'oxide reprocessing plant £1,870,000 seasonal employment patterns’
'industrial hazards pneumoconiosis, cancer, brucellosis in Farmworkers, T.B.’
'second houses, tied cottages, sale of council houses, tourist economy’
'Alienated picturesque Lake District, National Park, deskilling’
'A&B Social groups, senior and middle management 38% of tourists’
'Strontium 90 Windscale Calderhall plutonium economy civil liberties’
Also included is a short quotation from a poem by George Crabbe ‘The Village’ (1783) contrasting an artificial poet's view of nature with the realities of life in the country in the eighteenth century. ‘Then shall I dare these real ills to hide in tinsel trappings of poetic pride?’

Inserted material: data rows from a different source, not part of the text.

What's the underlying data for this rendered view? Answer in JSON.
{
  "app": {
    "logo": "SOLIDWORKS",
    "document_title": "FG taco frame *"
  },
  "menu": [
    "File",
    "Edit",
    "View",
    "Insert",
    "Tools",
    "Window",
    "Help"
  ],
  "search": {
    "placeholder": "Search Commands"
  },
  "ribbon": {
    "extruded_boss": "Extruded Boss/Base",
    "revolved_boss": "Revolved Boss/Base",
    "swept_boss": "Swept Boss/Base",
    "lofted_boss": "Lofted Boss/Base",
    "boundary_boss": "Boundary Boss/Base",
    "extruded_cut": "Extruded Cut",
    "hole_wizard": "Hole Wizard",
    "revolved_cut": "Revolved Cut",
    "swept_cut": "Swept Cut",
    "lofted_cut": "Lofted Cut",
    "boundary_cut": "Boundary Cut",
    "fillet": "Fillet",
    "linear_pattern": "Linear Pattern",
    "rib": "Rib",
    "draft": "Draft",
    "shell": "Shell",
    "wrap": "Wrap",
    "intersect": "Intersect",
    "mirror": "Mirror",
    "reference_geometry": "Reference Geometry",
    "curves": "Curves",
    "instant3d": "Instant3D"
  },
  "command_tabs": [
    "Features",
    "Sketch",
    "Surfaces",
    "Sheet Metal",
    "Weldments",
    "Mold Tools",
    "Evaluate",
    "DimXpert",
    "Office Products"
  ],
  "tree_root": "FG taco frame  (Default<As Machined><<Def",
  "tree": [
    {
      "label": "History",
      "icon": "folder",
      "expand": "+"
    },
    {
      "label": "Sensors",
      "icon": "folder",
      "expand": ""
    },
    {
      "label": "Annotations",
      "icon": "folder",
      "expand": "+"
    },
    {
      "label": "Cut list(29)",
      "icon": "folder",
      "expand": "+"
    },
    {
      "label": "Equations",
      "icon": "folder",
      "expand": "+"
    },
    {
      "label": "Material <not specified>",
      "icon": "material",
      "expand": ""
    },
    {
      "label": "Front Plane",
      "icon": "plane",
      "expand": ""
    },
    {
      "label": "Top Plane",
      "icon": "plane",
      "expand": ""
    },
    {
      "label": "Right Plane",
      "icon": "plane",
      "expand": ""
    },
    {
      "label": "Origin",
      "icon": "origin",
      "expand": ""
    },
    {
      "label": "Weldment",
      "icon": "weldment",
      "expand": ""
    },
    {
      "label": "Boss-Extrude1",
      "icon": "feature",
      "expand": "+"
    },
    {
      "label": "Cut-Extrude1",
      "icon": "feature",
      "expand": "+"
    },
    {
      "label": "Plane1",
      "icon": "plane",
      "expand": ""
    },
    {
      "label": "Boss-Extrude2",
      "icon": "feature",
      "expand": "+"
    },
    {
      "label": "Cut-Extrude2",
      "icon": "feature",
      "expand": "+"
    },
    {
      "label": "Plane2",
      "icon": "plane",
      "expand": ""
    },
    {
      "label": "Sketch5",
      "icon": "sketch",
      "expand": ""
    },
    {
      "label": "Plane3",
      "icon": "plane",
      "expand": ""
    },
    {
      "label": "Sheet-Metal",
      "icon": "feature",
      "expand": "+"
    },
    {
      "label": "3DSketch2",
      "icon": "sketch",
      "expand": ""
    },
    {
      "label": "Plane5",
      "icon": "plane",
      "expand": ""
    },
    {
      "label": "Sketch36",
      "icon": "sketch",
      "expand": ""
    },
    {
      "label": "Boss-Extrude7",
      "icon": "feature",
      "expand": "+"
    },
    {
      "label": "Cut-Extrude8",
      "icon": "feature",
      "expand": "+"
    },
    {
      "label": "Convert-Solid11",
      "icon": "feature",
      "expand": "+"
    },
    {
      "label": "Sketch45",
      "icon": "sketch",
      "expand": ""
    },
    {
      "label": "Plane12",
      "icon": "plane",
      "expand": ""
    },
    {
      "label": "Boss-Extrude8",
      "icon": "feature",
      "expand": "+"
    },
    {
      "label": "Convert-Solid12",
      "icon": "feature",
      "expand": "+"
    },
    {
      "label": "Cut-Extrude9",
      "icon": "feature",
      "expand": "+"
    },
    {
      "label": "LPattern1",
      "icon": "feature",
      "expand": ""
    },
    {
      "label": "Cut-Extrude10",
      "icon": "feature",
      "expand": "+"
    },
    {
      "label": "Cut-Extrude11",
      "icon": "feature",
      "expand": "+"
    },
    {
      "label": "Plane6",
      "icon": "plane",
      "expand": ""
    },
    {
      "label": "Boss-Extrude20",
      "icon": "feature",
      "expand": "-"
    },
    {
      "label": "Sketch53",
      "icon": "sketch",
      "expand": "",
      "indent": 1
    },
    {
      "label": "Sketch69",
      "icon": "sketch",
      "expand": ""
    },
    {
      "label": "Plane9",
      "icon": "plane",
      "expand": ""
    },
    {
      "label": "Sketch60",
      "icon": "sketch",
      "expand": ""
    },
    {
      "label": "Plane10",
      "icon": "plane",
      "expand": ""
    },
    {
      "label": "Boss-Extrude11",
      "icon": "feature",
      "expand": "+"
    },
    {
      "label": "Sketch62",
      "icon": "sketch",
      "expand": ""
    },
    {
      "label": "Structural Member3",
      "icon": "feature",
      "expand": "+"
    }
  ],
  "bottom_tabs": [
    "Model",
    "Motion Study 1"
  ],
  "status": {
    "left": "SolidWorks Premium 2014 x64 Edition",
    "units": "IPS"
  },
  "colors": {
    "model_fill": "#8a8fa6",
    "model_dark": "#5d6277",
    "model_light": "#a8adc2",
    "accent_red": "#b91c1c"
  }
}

The third panel includes a piece of iron ore between excerpts from two poems by Richard Watson, a nineteenth-century Irish immigrant iron ore miner who having been forced to leave his land in Ireland was also eventually forced to leave Cleator Moor when the seams of ore ran out. The poems were first published in 1888 (Richard Watson, Egremont Castle and Miscellaneous Poems, published by John Welsh and Co., Whitehaven). Here again, in Atkinson's transcription, pink and green paint symbolically separate man and landscape.
Beneath Wordsworth's lines on the ‘Leech Gatherer’ from Resolution and Independence, another dying tradition is evoked; disused mining machinery with a superimposed landscape suggests the encroachment of nature, while a miner is seen at work beneath. Atkinson's grandfather and father worked as miners - his grandfather at one time in the Florence-Beckermet iron ore mine which closed in 1980. Later, his father worked for British Nuclear Fuels Ltd at Windscale from 1955–65, as did the artist himself for a short period.
The fifth panel, placed below Wordsworth's lines after the loss of his brother at sea in 1805, when, in Atkinson's words, the poet ‘could no longer look at Nature with an objective eye’, commemorates the loss of six local men in the disastrous sinking of the oil rig, the Alexander Kielland on 27 March 1980. Atkinson is making the point that local men work on the rigs because of the lack of job opportunities at home.
The next panel (which resembles the second in its use of contours) charts the changing pattern of employment in Cumbria over the previous five years.
The one following relates to the case of Malcolm Pattinson who died of leukaemia aged 36 after working at the nuclear plant at Windscale (Sellafield). Both Atkinson and his father worked there and this section of the work serves as a reminder that, despite hopes that Windscale would prove a new source of employment for the region, the effect of the nuclear industry on nature and the workforce is as dangerous (if more insidious) as that of its precursor, iron ore mining.
Pattinson's case was one of the first in which a link between cancer and exposure to nuclear waste was acknowledged in Britain. Here, in order to express the effect of the British Nuclear Plant on local life, Atkinson presents pieces of coal and iron ore on a red ground indicating an earlier choice ‘in the balance between life and livelihood that West Cumbrian workers have to face’.
The final image in the bottom row of panels is of Cleator Moor Job Centre set against a photograph of dead leaves, as ‘nature’ symbolically takes over.
This version of ‘For Wordsworth, for West Cumbria’ was not exhibited prior to its acquisition by the Tate Gallery. An earlier, but Atkinson believes, less successful version was commissioned by Carlisle Museum and Art Gallery as part of his touring exhibition, 1975–1980: Work about the North, which opened in Carlisle in September 1980. The work was intended to provoke constructive criticism from its audience, many of whom were obviously connected with the area it is based on. When the Tate wished to purchase the work, the artist decided to remake it, afterwards destroying the original version.
The compiler is grateful to the artist for his help with this entry and also to Jean Golt for making her extensive notes on the work available.
The Tate Gallery 1980-82: Illustrated Catalogue of Acquisitions, London 1984